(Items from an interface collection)
********

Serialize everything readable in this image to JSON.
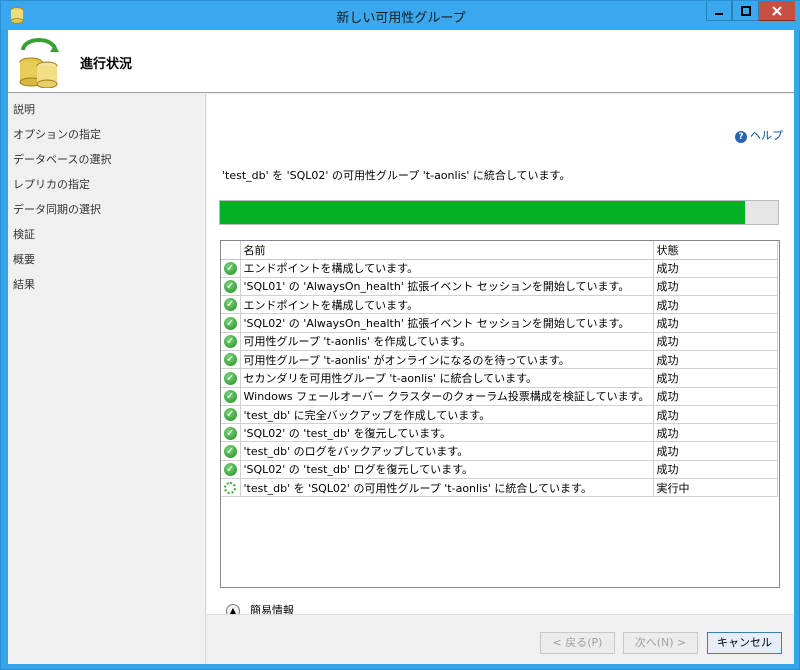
{
  "window": {
    "title": "新しい可用性グループ"
  },
  "header": {
    "title": "進行状況"
  },
  "sidebar": {
    "items": [
      {
        "label": "説明"
      },
      {
        "label": "オプションの指定"
      },
      {
        "label": "データベースの選択"
      },
      {
        "label": "レプリカの指定"
      },
      {
        "label": "データ同期の選択"
      },
      {
        "label": "検証"
      },
      {
        "label": "概要"
      },
      {
        "label": "結果"
      }
    ]
  },
  "main": {
    "help_label": "ヘルプ",
    "status_message": "'test_db' を 'SQL02' の可用性グループ 't-aonlis' に統合しています。",
    "progress_percent": 94,
    "table": {
      "col_name": "名前",
      "col_status": "状態",
      "rows": [
        {
          "icon": "success-icon",
          "name": "エンドポイントを構成しています。",
          "status": "成功"
        },
        {
          "icon": "success-icon",
          "name": "'SQL01' の 'AlwaysOn_health' 拡張イベント セッションを開始しています。",
          "status": "成功"
        },
        {
          "icon": "success-icon",
          "name": "エンドポイントを構成しています。",
          "status": "成功"
        },
        {
          "icon": "success-icon",
          "name": "'SQL02' の 'AlwaysOn_health' 拡張イベント セッションを開始しています。",
          "status": "成功"
        },
        {
          "icon": "success-icon",
          "name": "可用性グループ 't-aonlis' を作成しています。",
          "status": "成功"
        },
        {
          "icon": "success-icon",
          "name": "可用性グループ 't-aonlis' がオンラインになるのを待っています。",
          "status": "成功"
        },
        {
          "icon": "success-icon",
          "name": "セカンダリを可用性グループ 't-aonlis' に統合しています。",
          "status": "成功"
        },
        {
          "icon": "success-icon",
          "name": "Windows フェールオーバー クラスターのクォーラム投票構成を検証しています。",
          "status": "成功"
        },
        {
          "icon": "success-icon",
          "name": "'test_db' に完全バックアップを作成しています。",
          "status": "成功"
        },
        {
          "icon": "success-icon",
          "name": "'SQL02' の 'test_db' を復元しています。",
          "status": "成功"
        },
        {
          "icon": "success-icon",
          "name": "'test_db' のログをバックアップしています。",
          "status": "成功"
        },
        {
          "icon": "success-icon",
          "name": "'SQL02' の 'test_db' ログを復元しています。",
          "status": "成功"
        },
        {
          "icon": "running-icon",
          "name": "'test_db' を 'SQL02' の可用性グループ 't-aonlis' に統合しています。",
          "status": "実行中"
        }
      ]
    },
    "details_label": "簡易情報"
  },
  "footer": {
    "back_label": "< 戻る(P)",
    "next_label": "次へ(N) >",
    "cancel_label": "キャンセル"
  },
  "colors": {
    "progress_fill": "#06b025",
    "titlebar": "#3aa8ee",
    "close_button": "#c74f44"
  }
}
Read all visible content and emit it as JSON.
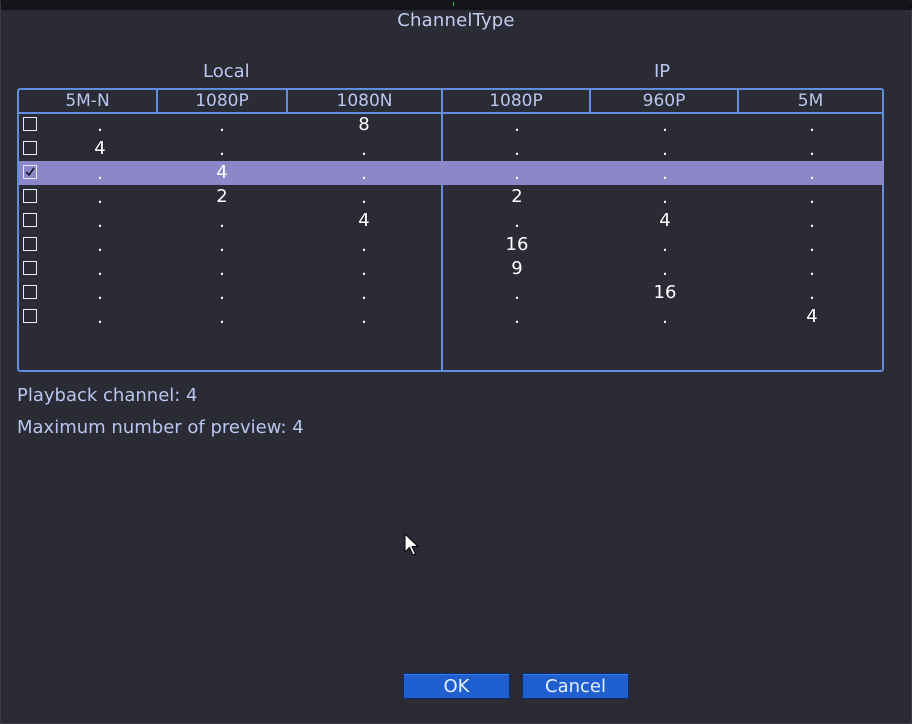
{
  "dialog": {
    "title": "ChannelType",
    "local_label": "Local",
    "ip_label": "IP"
  },
  "columns": [
    "5M-N",
    "1080P",
    "1080N",
    "1080P",
    "960P",
    "5M"
  ],
  "rows": [
    {
      "checked": false,
      "selected": false,
      "values": [
        ".",
        ".",
        "8",
        ".",
        ".",
        "."
      ]
    },
    {
      "checked": false,
      "selected": false,
      "values": [
        "4",
        ".",
        ".",
        ".",
        ".",
        "."
      ]
    },
    {
      "checked": true,
      "selected": true,
      "values": [
        ".",
        "4",
        ".",
        ".",
        ".",
        "."
      ]
    },
    {
      "checked": false,
      "selected": false,
      "values": [
        ".",
        "2",
        ".",
        "2",
        ".",
        "."
      ]
    },
    {
      "checked": false,
      "selected": false,
      "values": [
        ".",
        ".",
        "4",
        ".",
        "4",
        "."
      ]
    },
    {
      "checked": false,
      "selected": false,
      "values": [
        ".",
        ".",
        ".",
        "16",
        ".",
        "."
      ]
    },
    {
      "checked": false,
      "selected": false,
      "values": [
        ".",
        ".",
        ".",
        "9",
        ".",
        "."
      ]
    },
    {
      "checked": false,
      "selected": false,
      "values": [
        ".",
        ".",
        ".",
        ".",
        "16",
        "."
      ]
    },
    {
      "checked": false,
      "selected": false,
      "values": [
        ".",
        ".",
        ".",
        ".",
        ".",
        "4"
      ]
    }
  ],
  "info": {
    "playback_channel": "Playback channel: 4",
    "max_preview": "Maximum number of preview: 4"
  },
  "buttons": {
    "ok": "OK",
    "cancel": "Cancel"
  },
  "colors": {
    "background": "#2b2b36",
    "border": "#5f8fdc",
    "selected_row": "#8b87c9",
    "button": "#1f5fd0"
  }
}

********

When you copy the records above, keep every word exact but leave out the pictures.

RESPONSE TO THE TASK:
Serialize everything readable in this image to JSON.
{
  "window": {
    "title": "新しい可用性グループ"
  },
  "header": {
    "title": "進行状況"
  },
  "sidebar": {
    "items": [
      {
        "label": "説明"
      },
      {
        "label": "オプションの指定"
      },
      {
        "label": "データベースの選択"
      },
      {
        "label": "レプリカの指定"
      },
      {
        "label": "データ同期の選択"
      },
      {
        "label": "検証"
      },
      {
        "label": "概要"
      },
      {
        "label": "結果"
      }
    ]
  },
  "main": {
    "help_label": "ヘルプ",
    "status_message": "'test_db' を 'SQL02' の可用性グループ 't-aonlis' に統合しています。",
    "progress_percent": 94,
    "table": {
      "col_name": "名前",
      "col_status": "状態",
      "rows": [
        {
          "icon": "success-icon",
          "name": "エンドポイントを構成しています。",
          "status": "成功"
        },
        {
          "icon": "success-icon",
          "name": "'SQL01' の 'AlwaysOn_health' 拡張イベント セッションを開始しています。",
          "status": "成功"
        },
        {
          "icon": "success-icon",
          "name": "エンドポイントを構成しています。",
          "status": "成功"
        },
        {
          "icon": "success-icon",
          "name": "'SQL02' の 'AlwaysOn_health' 拡張イベント セッションを開始しています。",
          "status": "成功"
        },
        {
          "icon": "success-icon",
          "name": "可用性グループ 't-aonlis' を作成しています。",
          "status": "成功"
        },
        {
          "icon": "success-icon",
          "name": "可用性グループ 't-aonlis' がオンラインになるのを待っています。",
          "status": "成功"
        },
        {
          "icon": "success-icon",
          "name": "セカンダリを可用性グループ 't-aonlis' に統合しています。",
          "status": "成功"
        },
        {
          "icon": "success-icon",
          "name": "Windows フェールオーバー クラスターのクォーラム投票構成を検証しています。",
          "status": "成功"
        },
        {
          "icon": "success-icon",
          "name": "'test_db' に完全バックアップを作成しています。",
          "status": "成功"
        },
        {
          "icon": "success-icon",
          "name": "'SQL02' の 'test_db' を復元しています。",
          "status": "成功"
        },
        {
          "icon": "success-icon",
          "name": "'test_db' のログをバックアップしています。",
          "status": "成功"
        },
        {
          "icon": "success-icon",
          "name": "'SQL02' の 'test_db' ログを復元しています。",
          "status": "成功"
        },
        {
          "icon": "running-icon",
          "name": "'test_db' を 'SQL02' の可用性グループ 't-aonlis' に統合しています。",
          "status": "実行中"
        }
      ]
    },
    "details_label": "簡易情報"
  },
  "footer": {
    "back_label": "< 戻る(P)",
    "next_label": "次へ(N) >",
    "cancel_label": "キャンセル"
  },
  "colors": {
    "progress_fill": "#06b025",
    "titlebar": "#3aa8ee",
    "close_button": "#c74f44"
  }
}
Read all visible content and emit it as JSON.
{
  "dialog": {
    "title": "ChannelType",
    "local_label": "Local",
    "ip_label": "IP"
  },
  "columns": [
    "5M-N",
    "1080P",
    "1080N",
    "1080P",
    "960P",
    "5M"
  ],
  "rows": [
    {
      "checked": false,
      "selected": false,
      "values": [
        ".",
        ".",
        "8",
        ".",
        ".",
        "."
      ]
    },
    {
      "checked": false,
      "selected": false,
      "values": [
        "4",
        ".",
        ".",
        ".",
        ".",
        "."
      ]
    },
    {
      "checked": true,
      "selected": true,
      "values": [
        ".",
        "4",
        ".",
        ".",
        ".",
        "."
      ]
    },
    {
      "checked": false,
      "selected": false,
      "values": [
        ".",
        "2",
        ".",
        "2",
        ".",
        "."
      ]
    },
    {
      "checked": false,
      "selected": false,
      "values": [
        ".",
        ".",
        "4",
        ".",
        "4",
        "."
      ]
    },
    {
      "checked": false,
      "selected": false,
      "values": [
        ".",
        ".",
        ".",
        "16",
        ".",
        "."
      ]
    },
    {
      "checked": false,
      "selected": false,
      "values": [
        ".",
        ".",
        ".",
        "9",
        ".",
        "."
      ]
    },
    {
      "checked": false,
      "selected": false,
      "values": [
        ".",
        ".",
        ".",
        ".",
        "16",
        "."
      ]
    },
    {
      "checked": false,
      "selected": false,
      "values": [
        ".",
        ".",
        ".",
        ".",
        ".",
        "4"
      ]
    }
  ],
  "info": {
    "playback_channel": "Playback channel: 4",
    "max_preview": "Maximum number of preview: 4"
  },
  "buttons": {
    "ok": "OK",
    "cancel": "Cancel"
  },
  "colors": {
    "background": "#2b2b36",
    "border": "#5f8fdc",
    "selected_row": "#8b87c9",
    "button": "#1f5fd0"
  }
}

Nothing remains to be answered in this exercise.